## Task to complete
Please copy out the lines in the entries that contain "title".

## Task inputs
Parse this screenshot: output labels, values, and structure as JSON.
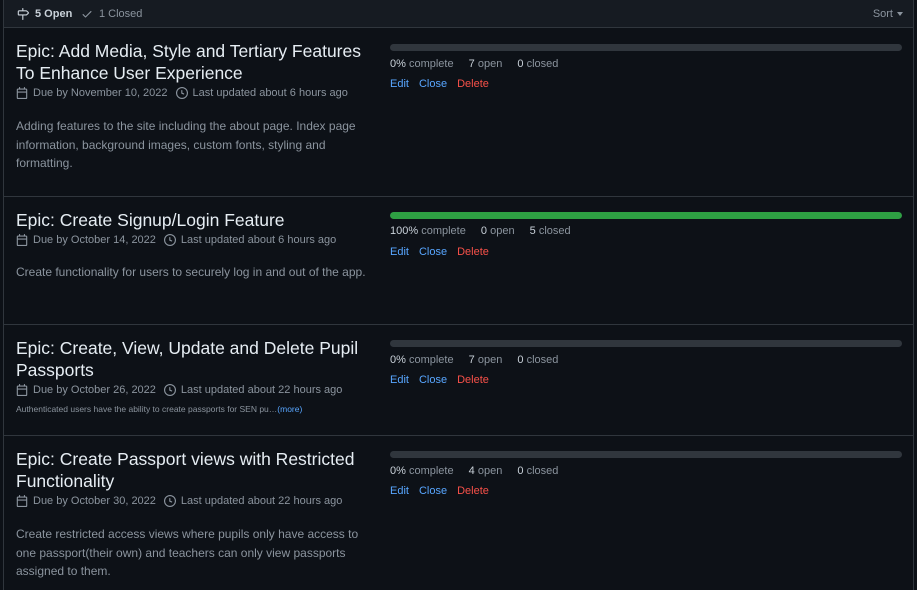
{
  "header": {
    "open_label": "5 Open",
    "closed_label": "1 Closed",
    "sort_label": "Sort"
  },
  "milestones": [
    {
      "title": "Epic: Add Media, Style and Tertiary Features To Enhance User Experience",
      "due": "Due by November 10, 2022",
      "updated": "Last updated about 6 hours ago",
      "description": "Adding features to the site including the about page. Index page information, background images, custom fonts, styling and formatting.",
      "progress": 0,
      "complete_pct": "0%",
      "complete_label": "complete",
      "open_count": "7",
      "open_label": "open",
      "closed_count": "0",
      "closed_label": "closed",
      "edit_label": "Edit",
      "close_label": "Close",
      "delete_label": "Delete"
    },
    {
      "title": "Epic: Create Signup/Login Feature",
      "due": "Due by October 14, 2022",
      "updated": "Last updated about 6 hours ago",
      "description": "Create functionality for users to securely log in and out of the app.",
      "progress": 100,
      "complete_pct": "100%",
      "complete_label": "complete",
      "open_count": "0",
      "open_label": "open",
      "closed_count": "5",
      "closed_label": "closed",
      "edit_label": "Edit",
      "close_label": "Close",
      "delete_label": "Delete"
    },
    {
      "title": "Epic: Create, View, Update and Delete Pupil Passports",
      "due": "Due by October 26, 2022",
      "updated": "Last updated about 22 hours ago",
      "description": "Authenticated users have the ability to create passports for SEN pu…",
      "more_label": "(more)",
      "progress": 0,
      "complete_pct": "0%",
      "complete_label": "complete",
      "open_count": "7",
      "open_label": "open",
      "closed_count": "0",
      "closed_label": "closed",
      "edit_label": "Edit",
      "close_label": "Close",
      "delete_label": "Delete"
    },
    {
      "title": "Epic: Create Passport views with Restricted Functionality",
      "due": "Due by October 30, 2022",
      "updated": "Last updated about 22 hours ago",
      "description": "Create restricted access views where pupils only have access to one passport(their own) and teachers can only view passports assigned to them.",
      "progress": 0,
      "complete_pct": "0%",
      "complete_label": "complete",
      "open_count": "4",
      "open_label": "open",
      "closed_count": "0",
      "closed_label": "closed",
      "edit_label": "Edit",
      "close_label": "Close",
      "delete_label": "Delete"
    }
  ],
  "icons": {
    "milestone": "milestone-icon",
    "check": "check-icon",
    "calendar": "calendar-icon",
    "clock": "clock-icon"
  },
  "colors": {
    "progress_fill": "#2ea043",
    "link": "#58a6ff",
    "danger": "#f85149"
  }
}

## Reply to the task
      "title": "Epic: Add Media, Style and Tertiary Features To Enhance User Experience",
      "title": "Epic: Create Signup/Login Feature",
      "title": "Epic: Create, View, Update and Delete Pupil Passports",
      "title": "Epic: Create Passport views with Restricted Functionality",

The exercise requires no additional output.